Life on Eugenia Lake
***Rob Delduca Discusses Fishing On Lake Eugenia***
Growing up with a father who loved fishing, it was hard for me not to get into it. With the occasional trip to Buckhorn lake and cottage rentals, I never had the luxury of living on a lake until recently, when I took up temporary residence on Lake Eugenia. Let me begin by saying I was humbled at the opportunity and I did not take it for granted. Having lived in the area for several years, I was no stranger to fishing the lake, I have boated and canoed the lake and have pulled my fair share of smallmouth, largemouth and perch out of the lake, there is said to have a trout population but in 8 years, I have yet to catch one. Many years ago it was stocked and thrived but evidently, has since diminished. I have normally fished from shore on the north east end of the lake where the black creek runs into the lake, The creek is a graveyard for many trees that lived long ago, as is most of the lake. I have to admit, I thought I was going to do a lot of fishing while living on the lake, but I really haven’t.
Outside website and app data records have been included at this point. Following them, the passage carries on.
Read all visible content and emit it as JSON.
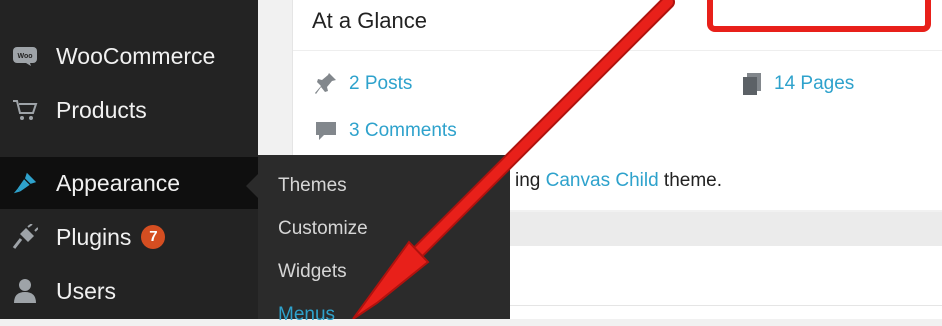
{
  "sidebar": {
    "items": [
      {
        "label": "WooCommerce",
        "icon": "woo-icon"
      },
      {
        "label": "Products",
        "icon": "cart-icon"
      },
      {
        "label": "Appearance",
        "icon": "brush-icon",
        "active": true
      },
      {
        "label": "Plugins",
        "icon": "plug-icon",
        "badge": "7"
      },
      {
        "label": "Users",
        "icon": "user-icon"
      }
    ],
    "submenu": [
      "Themes",
      "Customize",
      "Widgets",
      "Menus"
    ],
    "current_submenu": "Menus"
  },
  "dashboard": {
    "card_title": "At a Glance",
    "posts": "2 Posts",
    "pages": "14 Pages",
    "comments": "3 Comments",
    "theme_prefix": "ing ",
    "theme_name": "Canvas Child",
    "theme_suffix": " theme."
  },
  "colors": {
    "sidebar_bg": "#232323",
    "submenu_bg": "#2b2b2b",
    "link": "#2ea2cc",
    "badge": "#d54e21",
    "annotation_red": "#e8201a"
  }
}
A brief bit of history about the lake, in the early 1900’s, just under 2000 acres was purchased from local farmers, mostly farmland and was cleared (mostly, read below) and flooded to make way for a hydro electric dam on the beaver river. On the north west side of the lake, you will see the siphons and tubes running down into the valley to generate hydro power. In some areas of the lake, you will find remnants of old barns and foundations. On the west side of the lake is a damn, where you will find the deepest part of the lake at roughly 30-40 feet. This dam feeds into Eugenia Falls and the Beaver river continues.
If you are a stranger to the lake, are in a boat, please take warning that you cannot run full throttle along some areas of the lake, or near the shorelines as there is a ton of deadheads, lying just below the surface, ready to destroy or rip off any motor and prop you can throw at it. Same theory applies to fishing, be careful of your lure and bait as a bass will most definitely grab your bait and head for the nearest weed bed or log to wrap itself around. Also, it can get very busy with boat traffic, waterskiing, tubing and jet skis on weekends, keep an eye out. So now that I have given my warning, lets get to the fishing.
So, I have tried many techniques over the years. I have tried jigging, stick baits, spinner baits, top water baits, worms, crayfish, and spinners, to name a few. I still have the most luck with traditional worms or rapala type stick baits. I have fished the deep near the damn, the shallows along the causeway on the 8th concession, from a canoe, boat and from land and everywhere in between. While I have had varied success at any of the given points, the most success has been had from where I have taken residence (also in part that it is where most of my fishing takes place). Just to add, I am a catch and release fisherman and always exercise caution when handling fish to minimize stress.
If you are looking for some of the monster bass, a top water lure in and around stumps or weed beds is the obvious choice, but I have caught some of the bigger largemouth bass in open water at the mouth of the creek where it meets the lake. They lay in wait for baitfish and other food sources, and usually your lure or bait. There are signs posted around the lake encouraging catch and release of bass and trout, but this year so far, more than any other, I am seeing far more bass than I am perch. I have caught a total of 3 perch this year in roughly 40 hours of fishing. Last year at this time I would be in the hundreds, I am not sure what is to blame.
One of the good things about fishing lake Eugenia is the very small amount of sunfish (the pumpkinseed and bluegill variety), which proves good for the avid fisherman but unfortunate for those with kids, although the perch population is good enough to keep the little ones occupied while you hunt for the big toad (Bass).
While I didn’t explain any breakthrough tips and tricks on how to land the monster bass, other than the normal weed bed and stumpy area, rest assured that if you are persistant, you will definitely land something. Throw a worm on a hook, put on a worm and bobber and you’ll be having fun in no time.
**Rob grew up in the Niagara Region. Since he was old enough to walk, he would be out fishing with his father, mostly in Lake Erie and the Kawarthas usually targeting bass, pickerel and perch and most recently, trout. Rob is a firearms enthusiast and enjoys target and skeet shooting, as well as deer hunting. A husband and father of two, he has begun to take his oldest daughter along on his fishing trips. This is Rob's second contribution to Quick Escapes**